→ **Brief**
Write every line of the material again exactly, with no pictures in the copy.
'''
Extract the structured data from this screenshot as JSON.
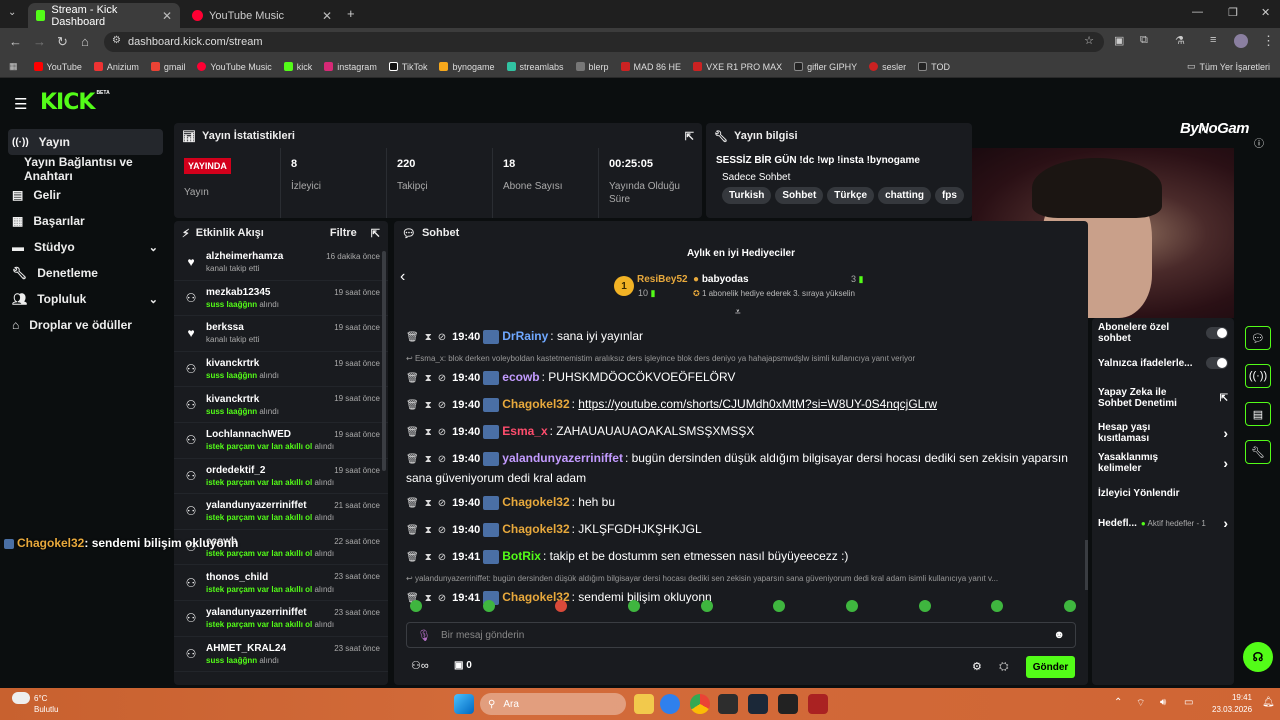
{
  "browser": {
    "tabs": [
      {
        "title": "Stream - Kick Dashboard",
        "active": true
      },
      {
        "title": "YouTube Music",
        "active": false
      }
    ],
    "url": "dashboard.kick.com/stream",
    "bookmarks": [
      "YouTube",
      "Anizium",
      "gmail",
      "YouTube Music",
      "kick",
      "instagram",
      "TikTok",
      "bynogame",
      "streamlabs",
      "blerp",
      "MAD 86 HE",
      "VXE R1 PRO MAX",
      "gifler GIPHY",
      "sesler",
      "TOD"
    ],
    "bookmarks_all": "Tüm Yer İşaretleri"
  },
  "kick": {
    "logo": "KICK",
    "beta": "BETA"
  },
  "sidebar": {
    "items": [
      {
        "label": "Yayın"
      },
      {
        "label": "Yayın Bağlantısı ve Anahtarı"
      },
      {
        "label": "Gelir"
      },
      {
        "label": "Başarılar"
      },
      {
        "label": "Stüdyo"
      },
      {
        "label": "Denetleme"
      },
      {
        "label": "Topluluk"
      },
      {
        "label": "Droplar ve ödüller"
      }
    ]
  },
  "stats": {
    "title": "Yayın İstatistikleri",
    "live_badge": "YAYINDA",
    "live_label": "Yayın",
    "cells": [
      {
        "value": "8",
        "label": "İzleyici"
      },
      {
        "value": "220",
        "label": "Takipçi"
      },
      {
        "value": "18",
        "label": "Abone Sayısı"
      },
      {
        "value": "00:25:05",
        "label": "Yayında Olduğu Süre"
      }
    ]
  },
  "info": {
    "title": "Yayın bilgisi",
    "stream_title": "SESSİZ BİR GÜN !dc !wp !insta !bynogame",
    "category": "Sadece Sohbet",
    "tags": [
      "Turkish",
      "Sohbet",
      "Türkçe",
      "chatting",
      "fps"
    ]
  },
  "overlay": {
    "brand": "ByNoGam"
  },
  "activity": {
    "title": "Etkinlik Akışı",
    "filter": "Filtre",
    "items": [
      {
        "name": "alzheimerhamza",
        "sub": "kanalı takip etti",
        "reward": "",
        "time": "16 dakika önce",
        "type": "follow"
      },
      {
        "name": "mezkab12345",
        "sub": "alındı",
        "reward": "suss laağğnn",
        "time": "19 saat önce",
        "type": "reward"
      },
      {
        "name": "berkssa",
        "sub": "kanalı takip etti",
        "reward": "",
        "time": "19 saat önce",
        "type": "follow"
      },
      {
        "name": "kivanckrtrk",
        "sub": "alındı",
        "reward": "suss laağğnn",
        "time": "19 saat önce",
        "type": "reward"
      },
      {
        "name": "kivanckrtrk",
        "sub": "alındı",
        "reward": "suss laağğnn",
        "time": "19 saat önce",
        "type": "reward"
      },
      {
        "name": "LochlannachWED",
        "sub": "alındı",
        "reward": "istek parçam var lan akıllı ol",
        "time": "19 saat önce",
        "type": "reward"
      },
      {
        "name": "ordedektif_2",
        "sub": "alındı",
        "reward": "istek parçam var lan akıllı ol",
        "time": "19 saat önce",
        "type": "reward"
      },
      {
        "name": "yalandunyazerriniffet",
        "sub": "alındı",
        "reward": "istek parçam var lan akıllı ol",
        "time": "21 saat önce",
        "type": "reward"
      },
      {
        "name": "ecowb",
        "sub": "alındı",
        "reward": "istek parçam var lan akıllı ol",
        "time": "22 saat önce",
        "type": "reward"
      },
      {
        "name": "thonos_child",
        "sub": "alındı",
        "reward": "istek parçam var lan akıllı ol",
        "time": "23 saat önce",
        "type": "reward"
      },
      {
        "name": "yalandunyazerriniffet",
        "sub": "alındı",
        "reward": "istek parçam var lan akıllı ol",
        "time": "23 saat önce",
        "type": "reward"
      },
      {
        "name": "AHMET_KRAL24",
        "sub": "alındı",
        "reward": "suss laağğnn",
        "time": "23 saat önce",
        "type": "reward"
      }
    ]
  },
  "floating_chat": {
    "user": "Chagokel32",
    "text": ": sendemi bilişim okluyonn"
  },
  "chat": {
    "title": "Sohbet",
    "gifters_title": "Aylık en iyi Hediyeciler",
    "top_gifter": {
      "rank": "1",
      "name": "ResiBey52",
      "count": "10"
    },
    "second": {
      "name": "babyodas",
      "count": "3",
      "note": "1 abonelik hediye ederek 3. sıraya yükselin"
    },
    "messages": [
      {
        "time": "19:40",
        "user": "DrRainy",
        "color": "#6fa8ff",
        "text": ": sana iyi yayınlar"
      },
      {
        "reply": "Esma_x: blok derken voleyboldan kastetmemistim aralıksız ders işleyince blok ders deniyo ya hahajapsmwdşlw isimli kullanıcıya yanıt veriyor"
      },
      {
        "time": "19:40",
        "user": "ecowb",
        "color": "#c39bff",
        "text": ": PUHSKMDÖOCÖKVOEÖFELÖRV"
      },
      {
        "time": "19:40",
        "user": "Chagokel32",
        "color": "#e8a93c",
        "text": ": ",
        "link": "https://youtube.com/shorts/CJUMdh0xMtM?si=W8UY-0S4nqcjGLrw"
      },
      {
        "time": "19:40",
        "user": "Esma_x",
        "color": "#ff4d6d",
        "text": ": ZAHAUAUAUAOAKALSMSŞXMSŞX"
      },
      {
        "time": "19:40",
        "user": "yalandunyazerriniffet",
        "color": "#c39bff",
        "text": ": bugün dersinden düşük aldığım bilgisayar dersi hocası dediki sen zekisin yaparsın sana güveniyorum dedi kral adam"
      },
      {
        "time": "19:40",
        "user": "Chagokel32",
        "color": "#e8a93c",
        "text": ": heh bu"
      },
      {
        "time": "19:40",
        "user": "Chagokel32",
        "color": "#e8a93c",
        "text": ": JKLŞFGDHJKŞHKJGL"
      },
      {
        "time": "19:41",
        "user": "BotRix",
        "color": "#53fc18",
        "text": ": takip et be dostumm sen etmessen nasıl büyüyeecezz :)"
      },
      {
        "reply": "yalandunyazerriniffet: bugün dersinden düşük aldığım bilgisayar dersi hocası dediki sen zekisin yaparsın sana güveniyorum dedi kral adam isimli kullanıcıya yanıt v..."
      },
      {
        "time": "19:41",
        "user": "Chagokel32",
        "color": "#e8a93c",
        "text": ": sendemi bilişim okluyonn"
      }
    ],
    "input_placeholder": "Bir mesaj gönderin",
    "points": "0",
    "send": "Gönder"
  },
  "settings": {
    "items": [
      {
        "label": "Abonelere özel sohbet",
        "control": "toggle"
      },
      {
        "label": "Yalnızca ifadelerle...",
        "control": "toggle"
      },
      {
        "label": "Yapay Zeka ile Sohbet Denetimi",
        "control": "external"
      },
      {
        "label": "Hesap yaşı kısıtlaması",
        "control": "chevron"
      },
      {
        "label": "Yasaklanmış kelimeler",
        "control": "chevron"
      },
      {
        "label": "İzleyici Yönlendir",
        "control": "none"
      },
      {
        "label": "Hedefl...",
        "control": "chevron",
        "extra": "Aktif hedefler - 1"
      }
    ]
  },
  "taskbar": {
    "weather_temp": "6°C",
    "weather_desc": "Bulutlu",
    "search": "Ara",
    "time": "19:41",
    "date": "23.03.2026"
  }
}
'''
→ **Solution**
Extract the structured data from this screenshot as JSON.
{
  "browser": {
    "tabs": [
      {
        "title": "Stream - Kick Dashboard",
        "active": true
      },
      {
        "title": "YouTube Music",
        "active": false
      }
    ],
    "url": "dashboard.kick.com/stream",
    "bookmarks": [
      "YouTube",
      "Anizium",
      "gmail",
      "YouTube Music",
      "kick",
      "instagram",
      "TikTok",
      "bynogame",
      "streamlabs",
      "blerp",
      "MAD 86 HE",
      "VXE R1 PRO MAX",
      "gifler GIPHY",
      "sesler",
      "TOD"
    ],
    "bookmarks_all": "Tüm Yer İşaretleri"
  },
  "kick": {
    "logo": "KICK",
    "beta": "BETA"
  },
  "sidebar": {
    "items": [
      {
        "label": "Yayın"
      },
      {
        "label": "Yayın Bağlantısı ve Anahtarı"
      },
      {
        "label": "Gelir"
      },
      {
        "label": "Başarılar"
      },
      {
        "label": "Stüdyo"
      },
      {
        "label": "Denetleme"
      },
      {
        "label": "Topluluk"
      },
      {
        "label": "Droplar ve ödüller"
      }
    ]
  },
  "stats": {
    "title": "Yayın İstatistikleri",
    "live_badge": "YAYINDA",
    "live_label": "Yayın",
    "cells": [
      {
        "value": "8",
        "label": "İzleyici"
      },
      {
        "value": "220",
        "label": "Takipçi"
      },
      {
        "value": "18",
        "label": "Abone Sayısı"
      },
      {
        "value": "00:25:05",
        "label": "Yayında Olduğu Süre"
      }
    ]
  },
  "info": {
    "title": "Yayın bilgisi",
    "stream_title": "SESSİZ BİR GÜN !dc !wp !insta !bynogame",
    "category": "Sadece Sohbet",
    "tags": [
      "Turkish",
      "Sohbet",
      "Türkçe",
      "chatting",
      "fps"
    ]
  },
  "overlay": {
    "brand": "ByNoGam"
  },
  "activity": {
    "title": "Etkinlik Akışı",
    "filter": "Filtre",
    "items": [
      {
        "name": "alzheimerhamza",
        "sub": "kanalı takip etti",
        "reward": "",
        "time": "16 dakika önce",
        "type": "follow"
      },
      {
        "name": "mezkab12345",
        "sub": "alındı",
        "reward": "suss laağğnn",
        "time": "19 saat önce",
        "type": "reward"
      },
      {
        "name": "berkssa",
        "sub": "kanalı takip etti",
        "reward": "",
        "time": "19 saat önce",
        "type": "follow"
      },
      {
        "name": "kivanckrtrk",
        "sub": "alındı",
        "reward": "suss laağğnn",
        "time": "19 saat önce",
        "type": "reward"
      },
      {
        "name": "kivanckrtrk",
        "sub": "alındı",
        "reward": "suss laağğnn",
        "time": "19 saat önce",
        "type": "reward"
      },
      {
        "name": "LochlannachWED",
        "sub": "alındı",
        "reward": "istek parçam var lan akıllı ol",
        "time": "19 saat önce",
        "type": "reward"
      },
      {
        "name": "ordedektif_2",
        "sub": "alındı",
        "reward": "istek parçam var lan akıllı ol",
        "time": "19 saat önce",
        "type": "reward"
      },
      {
        "name": "yalandunyazerriniffet",
        "sub": "alındı",
        "reward": "istek parçam var lan akıllı ol",
        "time": "21 saat önce",
        "type": "reward"
      },
      {
        "name": "ecowb",
        "sub": "alındı",
        "reward": "istek parçam var lan akıllı ol",
        "time": "22 saat önce",
        "type": "reward"
      },
      {
        "name": "thonos_child",
        "sub": "alındı",
        "reward": "istek parçam var lan akıllı ol",
        "time": "23 saat önce",
        "type": "reward"
      },
      {
        "name": "yalandunyazerriniffet",
        "sub": "alındı",
        "reward": "istek parçam var lan akıllı ol",
        "time": "23 saat önce",
        "type": "reward"
      },
      {
        "name": "AHMET_KRAL24",
        "sub": "alındı",
        "reward": "suss laağğnn",
        "time": "23 saat önce",
        "type": "reward"
      }
    ]
  },
  "floating_chat": {
    "user": "Chagokel32",
    "text": ": sendemi bilişim okluyonn"
  },
  "chat": {
    "title": "Sohbet",
    "gifters_title": "Aylık en iyi Hediyeciler",
    "top_gifter": {
      "rank": "1",
      "name": "ResiBey52",
      "count": "10"
    },
    "second": {
      "name": "babyodas",
      "count": "3",
      "note": "1 abonelik hediye ederek 3. sıraya yükselin"
    },
    "messages": [
      {
        "time": "19:40",
        "user": "DrRainy",
        "color": "#6fa8ff",
        "text": ": sana iyi yayınlar"
      },
      {
        "reply": "Esma_x: blok derken voleyboldan kastetmemistim aralıksız ders işleyince blok ders deniyo ya hahajapsmwdşlw isimli kullanıcıya yanıt veriyor"
      },
      {
        "time": "19:40",
        "user": "ecowb",
        "color": "#c39bff",
        "text": ": PUHSKMDÖOCÖKVOEÖFELÖRV"
      },
      {
        "time": "19:40",
        "user": "Chagokel32",
        "color": "#e8a93c",
        "text": ": ",
        "link": "https://youtube.com/shorts/CJUMdh0xMtM?si=W8UY-0S4nqcjGLrw"
      },
      {
        "time": "19:40",
        "user": "Esma_x",
        "color": "#ff4d6d",
        "text": ": ZAHAUAUAUAOAKALSMSŞXMSŞX"
      },
      {
        "time": "19:40",
        "user": "yalandunyazerriniffet",
        "color": "#c39bff",
        "text": ": bugün dersinden düşük aldığım bilgisayar dersi hocası dediki sen zekisin yaparsın sana güveniyorum dedi kral adam"
      },
      {
        "time": "19:40",
        "user": "Chagokel32",
        "color": "#e8a93c",
        "text": ": heh bu"
      },
      {
        "time": "19:40",
        "user": "Chagokel32",
        "color": "#e8a93c",
        "text": ": JKLŞFGDHJKŞHKJGL"
      },
      {
        "time": "19:41",
        "user": "BotRix",
        "color": "#53fc18",
        "text": ": takip et be dostumm sen etmessen nasıl büyüyeecezz :)"
      },
      {
        "reply": "yalandunyazerriniffet: bugün dersinden düşük aldığım bilgisayar dersi hocası dediki sen zekisin yaparsın sana güveniyorum dedi kral adam isimli kullanıcıya yanıt v..."
      },
      {
        "time": "19:41",
        "user": "Chagokel32",
        "color": "#e8a93c",
        "text": ": sendemi bilişim okluyonn"
      }
    ],
    "input_placeholder": "Bir mesaj gönderin",
    "points": "0",
    "send": "Gönder"
  },
  "settings": {
    "items": [
      {
        "label": "Abonelere özel sohbet",
        "control": "toggle"
      },
      {
        "label": "Yalnızca ifadelerle...",
        "control": "toggle"
      },
      {
        "label": "Yapay Zeka ile Sohbet Denetimi",
        "control": "external"
      },
      {
        "label": "Hesap yaşı kısıtlaması",
        "control": "chevron"
      },
      {
        "label": "Yasaklanmış kelimeler",
        "control": "chevron"
      },
      {
        "label": "İzleyici Yönlendir",
        "control": "none"
      },
      {
        "label": "Hedefl...",
        "control": "chevron",
        "extra": "Aktif hedefler - 1"
      }
    ]
  },
  "taskbar": {
    "weather_temp": "6°C",
    "weather_desc": "Bulutlu",
    "search": "Ara",
    "time": "19:41",
    "date": "23.03.2026"
  }
}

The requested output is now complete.